Thomas von Nordheim has a solid background in the craft of tailoring, which he learned in the late 80s during an apprenticeship at old style Haute Couture salon “Lore Lang” in Dusseldorf. Dior-trained Lang was a chic but demanding lady with high expectations on her staff, deeply influencing Thomas’ future work ethic and appreciation of flawless workmanship.
Since coming to London in the early 90s, Thomas has worked as a tailor and design assistant for numerous couturiers like Ulrich Engler, Catherine Walker and Donald Campbell and cutting edge designers like Erdem and Jonathan Saunders alike.
For almost seven years Thomas worked in the faded grandeur of The House of Lachasse, the second oldest and very last surviving London couture house, known as “London’s Tailoring stable” in the golden days of couture.

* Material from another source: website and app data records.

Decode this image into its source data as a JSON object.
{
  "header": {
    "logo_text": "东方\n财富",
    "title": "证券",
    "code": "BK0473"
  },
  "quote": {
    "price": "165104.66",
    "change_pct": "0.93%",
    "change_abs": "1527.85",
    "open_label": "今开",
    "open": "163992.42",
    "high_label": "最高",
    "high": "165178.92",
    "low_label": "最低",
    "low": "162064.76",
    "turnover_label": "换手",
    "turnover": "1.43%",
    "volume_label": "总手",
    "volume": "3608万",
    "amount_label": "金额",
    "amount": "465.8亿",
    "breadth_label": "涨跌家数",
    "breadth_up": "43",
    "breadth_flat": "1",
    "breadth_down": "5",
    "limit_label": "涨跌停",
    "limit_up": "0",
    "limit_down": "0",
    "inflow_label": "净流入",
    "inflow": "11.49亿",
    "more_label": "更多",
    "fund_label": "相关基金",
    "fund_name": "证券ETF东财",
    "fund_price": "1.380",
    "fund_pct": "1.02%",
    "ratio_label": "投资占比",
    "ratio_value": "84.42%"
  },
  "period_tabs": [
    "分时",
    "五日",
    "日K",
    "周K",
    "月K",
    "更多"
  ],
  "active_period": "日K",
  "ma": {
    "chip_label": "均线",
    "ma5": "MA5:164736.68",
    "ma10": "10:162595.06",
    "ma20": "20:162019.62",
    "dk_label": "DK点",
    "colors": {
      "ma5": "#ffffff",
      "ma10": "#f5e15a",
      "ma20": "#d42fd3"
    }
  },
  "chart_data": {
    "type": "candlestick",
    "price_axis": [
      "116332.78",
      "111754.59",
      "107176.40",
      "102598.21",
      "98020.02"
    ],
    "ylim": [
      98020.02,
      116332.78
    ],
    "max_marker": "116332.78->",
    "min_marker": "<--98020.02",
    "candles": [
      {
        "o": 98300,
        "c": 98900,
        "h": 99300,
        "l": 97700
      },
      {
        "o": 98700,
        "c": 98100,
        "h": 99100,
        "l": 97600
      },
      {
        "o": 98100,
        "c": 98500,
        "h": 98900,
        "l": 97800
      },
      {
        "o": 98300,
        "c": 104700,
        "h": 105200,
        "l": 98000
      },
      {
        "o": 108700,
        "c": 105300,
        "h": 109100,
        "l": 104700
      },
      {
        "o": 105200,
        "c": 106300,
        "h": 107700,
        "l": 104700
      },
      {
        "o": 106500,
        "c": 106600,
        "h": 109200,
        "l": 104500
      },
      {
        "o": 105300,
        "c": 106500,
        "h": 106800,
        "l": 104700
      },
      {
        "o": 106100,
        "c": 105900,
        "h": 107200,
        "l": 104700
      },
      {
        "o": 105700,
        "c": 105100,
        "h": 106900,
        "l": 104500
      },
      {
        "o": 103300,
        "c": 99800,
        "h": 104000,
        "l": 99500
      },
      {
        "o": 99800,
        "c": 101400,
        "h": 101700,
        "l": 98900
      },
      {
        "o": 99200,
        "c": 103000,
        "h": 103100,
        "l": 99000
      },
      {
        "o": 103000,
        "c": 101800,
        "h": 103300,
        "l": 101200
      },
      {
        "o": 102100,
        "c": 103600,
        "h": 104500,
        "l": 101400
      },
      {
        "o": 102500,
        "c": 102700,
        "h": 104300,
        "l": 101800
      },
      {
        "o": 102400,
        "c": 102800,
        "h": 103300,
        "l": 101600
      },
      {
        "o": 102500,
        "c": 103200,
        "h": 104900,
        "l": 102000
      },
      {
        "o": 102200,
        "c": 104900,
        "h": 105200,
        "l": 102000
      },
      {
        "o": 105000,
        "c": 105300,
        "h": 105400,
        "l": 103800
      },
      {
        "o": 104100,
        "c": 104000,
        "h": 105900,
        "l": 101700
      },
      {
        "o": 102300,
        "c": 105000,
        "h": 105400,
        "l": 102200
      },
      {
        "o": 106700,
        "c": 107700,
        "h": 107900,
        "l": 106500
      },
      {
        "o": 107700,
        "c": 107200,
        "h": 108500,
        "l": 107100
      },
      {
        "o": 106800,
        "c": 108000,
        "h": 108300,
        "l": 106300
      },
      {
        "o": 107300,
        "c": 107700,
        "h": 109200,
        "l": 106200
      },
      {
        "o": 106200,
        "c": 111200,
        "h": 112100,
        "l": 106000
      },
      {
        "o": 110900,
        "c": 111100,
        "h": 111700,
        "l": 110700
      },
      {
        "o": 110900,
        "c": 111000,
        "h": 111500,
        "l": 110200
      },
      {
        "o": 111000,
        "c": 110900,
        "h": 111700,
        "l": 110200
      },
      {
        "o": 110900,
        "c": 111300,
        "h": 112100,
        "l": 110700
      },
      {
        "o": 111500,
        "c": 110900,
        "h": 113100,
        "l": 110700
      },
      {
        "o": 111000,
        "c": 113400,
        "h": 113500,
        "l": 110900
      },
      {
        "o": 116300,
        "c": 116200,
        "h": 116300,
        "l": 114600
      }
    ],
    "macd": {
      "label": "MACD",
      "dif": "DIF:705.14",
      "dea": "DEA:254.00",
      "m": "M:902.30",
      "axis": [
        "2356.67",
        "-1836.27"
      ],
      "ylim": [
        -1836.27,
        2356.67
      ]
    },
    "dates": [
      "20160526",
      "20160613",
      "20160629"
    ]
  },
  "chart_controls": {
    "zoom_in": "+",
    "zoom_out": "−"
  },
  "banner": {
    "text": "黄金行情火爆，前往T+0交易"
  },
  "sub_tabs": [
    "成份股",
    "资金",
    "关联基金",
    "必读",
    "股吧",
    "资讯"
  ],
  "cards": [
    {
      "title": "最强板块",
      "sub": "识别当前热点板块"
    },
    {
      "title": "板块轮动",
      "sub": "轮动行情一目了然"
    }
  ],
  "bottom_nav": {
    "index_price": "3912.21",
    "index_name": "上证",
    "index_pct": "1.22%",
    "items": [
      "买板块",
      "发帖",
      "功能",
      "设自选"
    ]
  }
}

Under the watchful eye of designer Peter Lewis-Crown OBE, Thomas translated sketches into patterns and toiles, cut, fitted and tailored for the model collections and clients alike, fine tuning his eye for line, colour and balance. Something no college education can give you, Thomas feels very privileged to have worked for an illustrious old world clientele, whose names read like from pages of Debrett’s. Frequent customers for which Thomas tailored jackets and coats included such personalities as Countess Raine Spencer, Diana Barnato- Walker, Baroness von Hoyningen-Huene nee Nancy Oakes, Marguerite Wolff, The Duchess of Devonshire and Baroness Thatcher.
When Lachasse sadly closing after 80 years in business and demands from his own clients steadily rising, Thomas established his own atelier. Since winning an award by NADFAS a decade ago, Thomas’ studio is located at Cockpit Arts in Bloomsbury, a former furniture factory converted into studios for designers and craftspeople.